Is this is the correct idiomatic expression because my children definitely are not things and I wonder whether I should say thing instead of things.
Yes, that's the idiomatic way to say it. Indeed, those exact words or words very close to them are very commonly said.
True, "things" is normally used to refer to inanimate objects, and your children are (hopefully) not inanimate.
But the trick here is, if you used a word that was more specific, like if you said, "My children are the most important people in my life", then someone might legitimately wonder if you meant or implied that there were things other than people that were more important to you than your children. Like your children are more important than your co-workers or your brothers and sisters, but they're not more important than money or popularity or your new car.
So in such contexts, we say "things" to be more general.

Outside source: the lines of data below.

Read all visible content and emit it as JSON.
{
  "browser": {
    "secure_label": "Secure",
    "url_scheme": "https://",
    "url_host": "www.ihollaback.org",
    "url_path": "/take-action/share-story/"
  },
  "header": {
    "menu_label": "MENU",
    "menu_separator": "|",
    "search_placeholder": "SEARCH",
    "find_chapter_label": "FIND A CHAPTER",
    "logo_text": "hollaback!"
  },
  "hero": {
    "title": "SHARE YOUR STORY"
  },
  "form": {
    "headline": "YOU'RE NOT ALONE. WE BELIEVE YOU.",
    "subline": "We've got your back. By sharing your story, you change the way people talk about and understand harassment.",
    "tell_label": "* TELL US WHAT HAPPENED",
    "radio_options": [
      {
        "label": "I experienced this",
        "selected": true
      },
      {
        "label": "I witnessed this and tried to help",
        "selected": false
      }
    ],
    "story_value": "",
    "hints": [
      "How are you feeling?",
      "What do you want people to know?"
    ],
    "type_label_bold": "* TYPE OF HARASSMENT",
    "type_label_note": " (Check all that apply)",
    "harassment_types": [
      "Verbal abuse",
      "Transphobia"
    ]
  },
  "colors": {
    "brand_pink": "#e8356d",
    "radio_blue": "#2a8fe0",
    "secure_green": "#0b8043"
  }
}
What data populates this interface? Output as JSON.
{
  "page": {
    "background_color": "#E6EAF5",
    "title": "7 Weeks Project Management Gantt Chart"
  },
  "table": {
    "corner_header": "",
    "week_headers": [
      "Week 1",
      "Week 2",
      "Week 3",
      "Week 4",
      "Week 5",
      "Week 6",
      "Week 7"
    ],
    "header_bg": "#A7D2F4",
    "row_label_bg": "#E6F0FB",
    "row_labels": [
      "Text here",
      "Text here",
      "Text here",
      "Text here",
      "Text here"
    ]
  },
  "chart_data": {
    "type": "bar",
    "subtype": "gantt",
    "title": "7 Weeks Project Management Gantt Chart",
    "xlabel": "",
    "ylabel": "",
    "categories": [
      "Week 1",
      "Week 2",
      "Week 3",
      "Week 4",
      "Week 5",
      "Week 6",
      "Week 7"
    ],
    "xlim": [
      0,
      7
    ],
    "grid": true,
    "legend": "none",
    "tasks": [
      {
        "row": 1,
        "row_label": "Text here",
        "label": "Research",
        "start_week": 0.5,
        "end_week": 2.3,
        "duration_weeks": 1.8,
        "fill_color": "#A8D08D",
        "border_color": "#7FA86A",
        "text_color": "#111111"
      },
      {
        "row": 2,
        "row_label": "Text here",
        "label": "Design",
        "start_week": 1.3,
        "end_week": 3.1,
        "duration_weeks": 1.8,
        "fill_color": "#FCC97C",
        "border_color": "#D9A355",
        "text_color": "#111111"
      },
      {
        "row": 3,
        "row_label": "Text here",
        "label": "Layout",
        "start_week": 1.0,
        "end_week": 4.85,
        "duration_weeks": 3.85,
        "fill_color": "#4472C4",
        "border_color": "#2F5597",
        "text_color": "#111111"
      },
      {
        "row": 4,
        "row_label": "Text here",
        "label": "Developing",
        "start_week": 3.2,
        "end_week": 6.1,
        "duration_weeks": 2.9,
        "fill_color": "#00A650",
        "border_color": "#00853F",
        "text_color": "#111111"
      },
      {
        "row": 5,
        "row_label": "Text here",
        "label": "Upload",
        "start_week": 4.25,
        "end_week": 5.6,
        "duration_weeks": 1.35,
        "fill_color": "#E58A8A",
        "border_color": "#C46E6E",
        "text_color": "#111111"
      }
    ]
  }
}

In some contexts it might be ambiguous. Like if you said, "Name 3 things that are in that room", would you expect a person who is in the room to be included in the list, or are you thinking of only inanimate objects? It wouldn't be clear without more information.